Neighbors for decades, the nonprofit and river are bonding in a bigger way this season

The National Repertory Orchestra has a special place in its heart for rivers, particularly The Blue River, over which many of its performances take place at the Riverwalk Center in Breckenridge. When a concert or rehearsal is in full swing, the entire expanse of its banks and surrounding downtown greenery is treated to a live soundtrack. The bond between NRO and the river is so tight that the organization is officially taking the Blue under its wing.

Beginning this summer, the NRO will “adopt” the section of the Blue River that runs through the center of town from Watson Avenue south along both sides of the Blue River corridor to South Park Avenue and South Main St.

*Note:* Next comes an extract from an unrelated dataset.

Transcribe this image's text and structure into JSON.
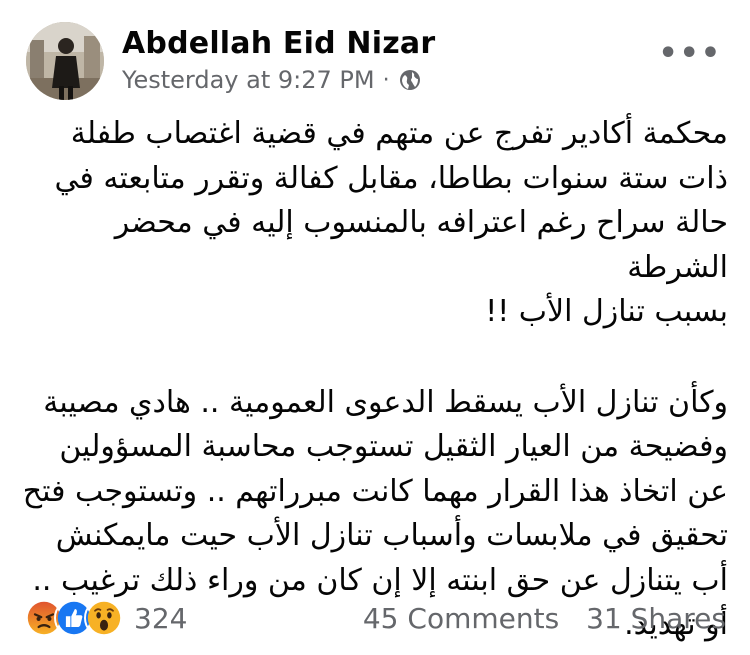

“It is the most high-profile part of the river and honestly, the pulse of town in the summer,” says NRO board member Stephen Worrall, who is organizing the NRO’s Adopt A River campaign with the Town of Breckenridge’s Open Space and Trails. “Once the snow melt slows and water levels get lower in the summer, there’s kids playing everywhere, people sitting on the lawn and all around the river.  Local restaurants put out patio chairs and umbrellas. It’s the place to be. Where the river intersects the Blue River Plaza is the centerpiece of town. Everyone in town – locals and visitors – frequent this area. It’s the backyard of the NRO.”

 Beginning this May, NRO staff and volunteers will take charge of maintaining and preserving this section of river through September.

“Once the snow melts out, there’s that layer of trash that reveals itself. We’ll grab our buckets and get to work tidying it up,” Worrall says. “It’s a good, interactive way for volunteers and staff – even musicians if they’re available – to partner with and give back to the community.”

Aiming to gather about 15 people per session, the NRO river cleanup group will meet every three weeks in the late morning. Buckets and trash pickers will be distributed for a two-hour cleanup, after which volunteers will be treated to lunch. 

“It’s a logical way to connect with the community in a different light, not just from the stage or behind the curtain,” Worrall says. “This Summer, everyone will not only hear the NRO, but see us out there being a part of and giving back to the community.”

Interested in giving back to the community? To volunteer, visit the Adopt A river signup page.

Photo: The Blue River is always in the background of Breckenridge NRO events. By Elaine Collins.